Zoya Cherkassky, Something Ben Hagary Wanted To Do At The Opening of His Exhibition and Didn't Do In the End, What a Shame! 2011, acrylic on canvas. Courtesy of the artist and Rosenfeld Gallery
Zoya Cherkassky, Something Ben Hagary Wanted To Do At The Opening of His Exhibition and Didn’t Do In the End, What a Shame! 2011, acrylic on canvas. Courtesy of the artist and Rosenfeld Gallery

Two paintings take power play as their subject, by dealing with the often fraught relationship between artist and gallery owner. Zoya Cherkassky opts for a painting with an enigmatic title, but one that also informs us that the scene she portrays is the opening of an exhibition of the work of artist and educator Ben Hagari.  Dominating the scene, is the gallery owner. Behind him, is the more tentatively painted figure of Hagari. It may be of interest to note that this artist has himself previously constructed scenes of enclosed spaces where one object is subordinate to another. In this instance, an object – himself – is the subordinated element.

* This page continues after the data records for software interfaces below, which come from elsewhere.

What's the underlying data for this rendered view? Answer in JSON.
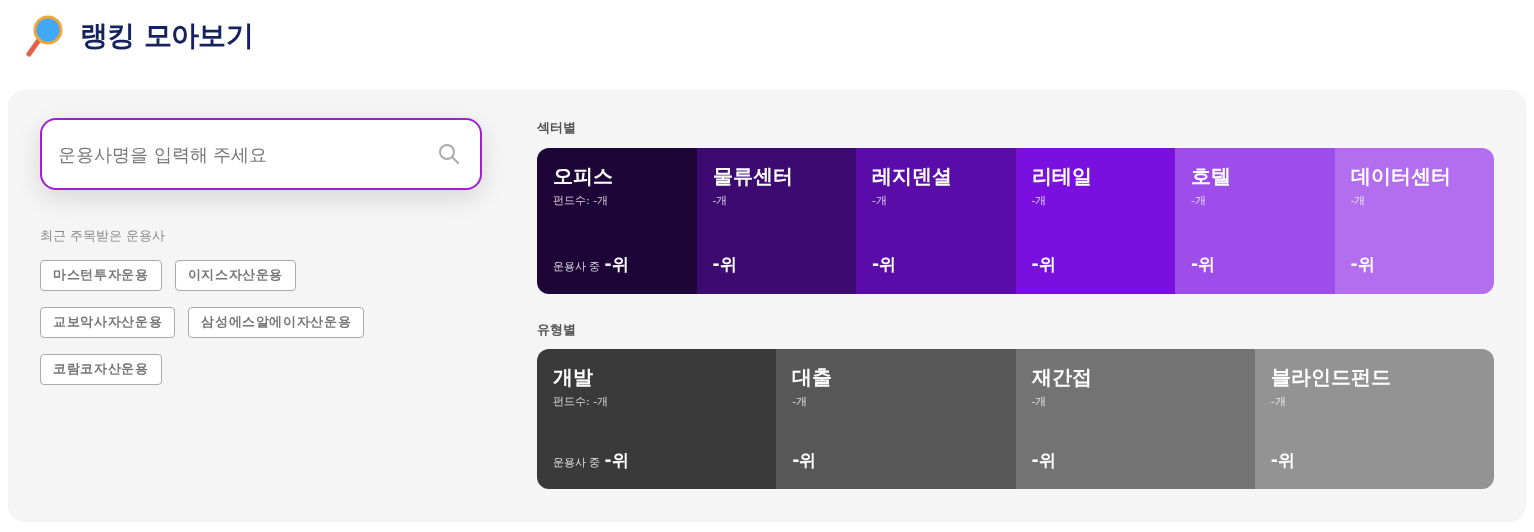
{
  "title": "랭킹 모아보기",
  "search": {
    "placeholder": "운용사명을 입력해 주세요"
  },
  "recent": {
    "label": "최근 주목받은 운용사",
    "tags": [
      "마스턴투자운용",
      "이지스자산운용",
      "교보악사자산운용",
      "삼성에스알에이자산운용",
      "코람코자산운용"
    ]
  },
  "groups": [
    {
      "label": "섹터별",
      "cards": [
        {
          "name": "오피스",
          "count": "펀드수: -개",
          "rank_prefix": "운용사 중",
          "rank": "-위",
          "color": "#1e0538"
        },
        {
          "name": "물류센터",
          "count": "-개",
          "rank": "-위",
          "color": "#3d0a72"
        },
        {
          "name": "레지덴셜",
          "count": "-개",
          "rank": "-위",
          "color": "#5a0ca8"
        },
        {
          "name": "리테일",
          "count": "-개",
          "rank": "-위",
          "color": "#7a10e0"
        },
        {
          "name": "호텔",
          "count": "-개",
          "rank": "-위",
          "color": "#9e4cea"
        },
        {
          "name": "데이터센터",
          "count": "-개",
          "rank": "-위",
          "color": "#b36ef0"
        }
      ]
    },
    {
      "label": "유형별",
      "cards": [
        {
          "name": "개발",
          "count": "펀드수: -개",
          "rank_prefix": "운용사 중",
          "rank": "-위",
          "color": "#3a3a3a"
        },
        {
          "name": "대출",
          "count": "-개",
          "rank": "-위",
          "color": "#575757"
        },
        {
          "name": "재간접",
          "count": "-개",
          "rank": "-위",
          "color": "#737373"
        },
        {
          "name": "블라인드펀드",
          "count": "-개",
          "rank": "-위",
          "color": "#939393"
        }
      ]
    }
  ]
}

Ironic in character, perhaps culled from real life, is Shai Azoulay‘s painting that shows a curator/gallery owner’s (break or make) visit to an artist’s studio. Here, the artist is shown kneeling on the floor, while a figure holding a dog straining at the leash stands over him and examines his work. Enough said.

To round off this review, I would like to draw attention to Dear John, a video by Einat Amir that documented a staged event (part of a series) that took place in 2010 at the opening of an exhibition in New York. For this occasion Amir hired a comic actor to mingle with the crowd and introduce himself as ‘the work of art’, and Amir as “the art work”. Witty dialogues ensued between the actor and some bewildered people looking around for the non-existent artworks. Through this ‘performance” Amir imaginatively demonstrates that traditional expectations regarding art and artists no longer hold; a work of art can move and change as much as its creator pleases. And the public? More often than not, they are now obliged to look beyond the gallery walls for artistic satisfaction.

Kfar Saba Municipal Gallery, 12 Geula St., Kfar Saba. Tel: 09. 7649303
Till Dec. 25th 2013.